Exercise goal: Your task is to output the entries below word for word.

Provided material:
BEGIN

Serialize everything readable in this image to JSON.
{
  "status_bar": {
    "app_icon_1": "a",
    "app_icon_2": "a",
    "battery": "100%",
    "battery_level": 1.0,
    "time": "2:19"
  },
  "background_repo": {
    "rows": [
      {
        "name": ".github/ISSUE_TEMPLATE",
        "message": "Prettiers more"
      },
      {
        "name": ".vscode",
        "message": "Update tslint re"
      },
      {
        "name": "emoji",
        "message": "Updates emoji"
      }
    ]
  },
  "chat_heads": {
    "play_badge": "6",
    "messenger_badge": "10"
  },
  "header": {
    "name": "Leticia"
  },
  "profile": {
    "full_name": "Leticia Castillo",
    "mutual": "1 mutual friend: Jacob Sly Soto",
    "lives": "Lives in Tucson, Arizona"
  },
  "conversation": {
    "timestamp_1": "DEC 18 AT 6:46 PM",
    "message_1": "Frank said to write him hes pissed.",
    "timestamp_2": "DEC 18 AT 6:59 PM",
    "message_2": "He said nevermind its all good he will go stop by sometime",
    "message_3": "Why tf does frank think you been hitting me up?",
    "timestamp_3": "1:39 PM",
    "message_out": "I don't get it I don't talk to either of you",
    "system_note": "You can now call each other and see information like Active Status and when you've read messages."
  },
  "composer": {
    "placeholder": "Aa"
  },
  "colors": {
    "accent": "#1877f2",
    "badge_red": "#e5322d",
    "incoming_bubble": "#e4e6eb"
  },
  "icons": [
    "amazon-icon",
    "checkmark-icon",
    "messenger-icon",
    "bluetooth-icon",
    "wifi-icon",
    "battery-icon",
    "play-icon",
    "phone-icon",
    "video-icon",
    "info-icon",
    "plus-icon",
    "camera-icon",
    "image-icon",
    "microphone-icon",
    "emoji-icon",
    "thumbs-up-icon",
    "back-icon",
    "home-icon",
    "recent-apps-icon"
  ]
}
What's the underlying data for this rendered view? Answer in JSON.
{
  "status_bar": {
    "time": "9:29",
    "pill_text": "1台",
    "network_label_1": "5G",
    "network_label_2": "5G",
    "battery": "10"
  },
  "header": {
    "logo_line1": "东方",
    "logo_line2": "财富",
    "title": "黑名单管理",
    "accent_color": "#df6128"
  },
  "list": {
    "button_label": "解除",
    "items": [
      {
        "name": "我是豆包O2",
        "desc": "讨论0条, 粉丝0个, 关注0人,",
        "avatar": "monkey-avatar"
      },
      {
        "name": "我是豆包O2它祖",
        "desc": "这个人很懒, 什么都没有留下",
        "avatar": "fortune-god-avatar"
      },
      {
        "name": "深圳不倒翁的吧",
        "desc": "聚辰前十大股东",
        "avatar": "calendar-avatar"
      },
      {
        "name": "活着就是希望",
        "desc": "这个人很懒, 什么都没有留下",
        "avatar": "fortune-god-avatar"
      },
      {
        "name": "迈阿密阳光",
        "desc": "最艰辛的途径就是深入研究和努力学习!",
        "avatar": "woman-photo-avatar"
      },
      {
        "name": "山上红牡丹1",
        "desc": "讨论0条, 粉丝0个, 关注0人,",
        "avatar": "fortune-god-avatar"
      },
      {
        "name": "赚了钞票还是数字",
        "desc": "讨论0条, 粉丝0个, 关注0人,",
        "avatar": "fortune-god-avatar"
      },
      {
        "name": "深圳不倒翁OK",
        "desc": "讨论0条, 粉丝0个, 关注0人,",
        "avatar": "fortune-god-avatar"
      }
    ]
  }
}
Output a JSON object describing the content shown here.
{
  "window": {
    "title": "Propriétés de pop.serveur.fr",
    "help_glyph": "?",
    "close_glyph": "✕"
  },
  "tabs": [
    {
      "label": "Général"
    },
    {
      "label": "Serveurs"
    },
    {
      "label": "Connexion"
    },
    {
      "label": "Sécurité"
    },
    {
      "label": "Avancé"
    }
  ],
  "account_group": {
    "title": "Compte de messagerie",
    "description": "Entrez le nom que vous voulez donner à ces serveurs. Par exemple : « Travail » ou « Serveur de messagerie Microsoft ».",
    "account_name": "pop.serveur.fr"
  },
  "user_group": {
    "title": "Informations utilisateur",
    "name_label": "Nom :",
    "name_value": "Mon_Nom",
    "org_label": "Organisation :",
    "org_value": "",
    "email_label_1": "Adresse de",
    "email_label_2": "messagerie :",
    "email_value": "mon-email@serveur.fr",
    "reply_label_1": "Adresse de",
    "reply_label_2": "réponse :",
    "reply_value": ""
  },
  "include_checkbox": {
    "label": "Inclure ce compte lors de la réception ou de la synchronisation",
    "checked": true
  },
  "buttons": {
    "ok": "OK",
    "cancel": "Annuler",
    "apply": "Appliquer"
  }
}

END

Worked solution:
Serialize everything readable in this image to JSON.
{
  "status_bar": {
    "app_icon_1": "a",
    "app_icon_2": "a",
    "battery": "100%",
    "battery_level": 1.0,
    "time": "2:19"
  },
  "background_repo": {
    "rows": [
      {
        "name": ".github/ISSUE_TEMPLATE",
        "message": "Prettiers more"
      },
      {
        "name": ".vscode",
        "message": "Update tslint re"
      },
      {
        "name": "emoji",
        "message": "Updates emoji"
      }
    ]
  },
  "chat_heads": {
    "play_badge": "6",
    "messenger_badge": "10"
  },
  "header": {
    "name": "Leticia"
  },
  "profile": {
    "full_name": "Leticia Castillo",
    "mutual": "1 mutual friend: Jacob Sly Soto",
    "lives": "Lives in Tucson, Arizona"
  },
  "conversation": {
    "timestamp_1": "DEC 18 AT 6:46 PM",
    "message_1": "Frank said to write him hes pissed.",
    "timestamp_2": "DEC 18 AT 6:59 PM",
    "message_2": "He said nevermind its all good he will go stop by sometime",
    "message_3": "Why tf does frank think you been hitting me up?",
    "timestamp_3": "1:39 PM",
    "message_out": "I don't get it I don't talk to either of you",
    "system_note": "You can now call each other and see information like Active Status and when you've read messages."
  },
  "composer": {
    "placeholder": "Aa"
  },
  "colors": {
    "accent": "#1877f2",
    "badge_red": "#e5322d",
    "incoming_bubble": "#e4e6eb"
  },
  "icons": [
    "amazon-icon",
    "checkmark-icon",
    "messenger-icon",
    "bluetooth-icon",
    "wifi-icon",
    "battery-icon",
    "play-icon",
    "phone-icon",
    "video-icon",
    "info-icon",
    "plus-icon",
    "camera-icon",
    "image-icon",
    "microphone-icon",
    "emoji-icon",
    "thumbs-up-icon",
    "back-icon",
    "home-icon",
    "recent-apps-icon"
  ]
}
What's the underlying data for this rendered view? Answer in JSON.
{
  "status_bar": {
    "time": "9:29",
    "pill_text": "1台",
    "network_label_1": "5G",
    "network_label_2": "5G",
    "battery": "10"
  },
  "header": {
    "logo_line1": "东方",
    "logo_line2": "财富",
    "title": "黑名单管理",
    "accent_color": "#df6128"
  },
  "list": {
    "button_label": "解除",
    "items": [
      {
        "name": "我是豆包O2",
        "desc": "讨论0条, 粉丝0个, 关注0人,",
        "avatar": "monkey-avatar"
      },
      {
        "name": "我是豆包O2它祖",
        "desc": "这个人很懒, 什么都没有留下",
        "avatar": "fortune-god-avatar"
      },
      {
        "name": "深圳不倒翁的吧",
        "desc": "聚辰前十大股东",
        "avatar": "calendar-avatar"
      },
      {
        "name": "活着就是希望",
        "desc": "这个人很懒, 什么都没有留下",
        "avatar": "fortune-god-avatar"
      },
      {
        "name": "迈阿密阳光",
        "desc": "最艰辛的途径就是深入研究和努力学习!",
        "avatar": "woman-photo-avatar"
      },
      {
        "name": "山上红牡丹1",
        "desc": "讨论0条, 粉丝0个, 关注0人,",
        "avatar": "fortune-god-avatar"
      },
      {
        "name": "赚了钞票还是数字",
        "desc": "讨论0条, 粉丝0个, 关注0人,",
        "avatar": "fortune-god-avatar"
      },
      {
        "name": "深圳不倒翁OK",
        "desc": "讨论0条, 粉丝0个, 关注0人,",
        "avatar": "fortune-god-avatar"
      }
    ]
  }
}
Output a JSON object describing the content shown here.
{
  "window": {
    "title": "Propriétés de pop.serveur.fr",
    "help_glyph": "?",
    "close_glyph": "✕"
  },
  "tabs": [
    {
      "label": "Général"
    },
    {
      "label": "Serveurs"
    },
    {
      "label": "Connexion"
    },
    {
      "label": "Sécurité"
    },
    {
      "label": "Avancé"
    }
  ],
  "account_group": {
    "title": "Compte de messagerie",
    "description": "Entrez le nom que vous voulez donner à ces serveurs. Par exemple : « Travail » ou « Serveur de messagerie Microsoft ».",
    "account_name": "pop.serveur.fr"
  },
  "user_group": {
    "title": "Informations utilisateur",
    "name_label": "Nom :",
    "name_value": "Mon_Nom",
    "org_label": "Organisation :",
    "org_value": "",
    "email_label_1": "Adresse de",
    "email_label_2": "messagerie :",
    "email_value": "mon-email@serveur.fr",
    "reply_label_1": "Adresse de",
    "reply_label_2": "réponse :",
    "reply_value": ""
  },
  "include_checkbox": {
    "label": "Inclure ce compte lors de la réception ou de la synchronisation",
    "checked": true
  },
  "buttons": {
    "ok": "OK",
    "cancel": "Annuler",
    "apply": "Appliquer"
  }
}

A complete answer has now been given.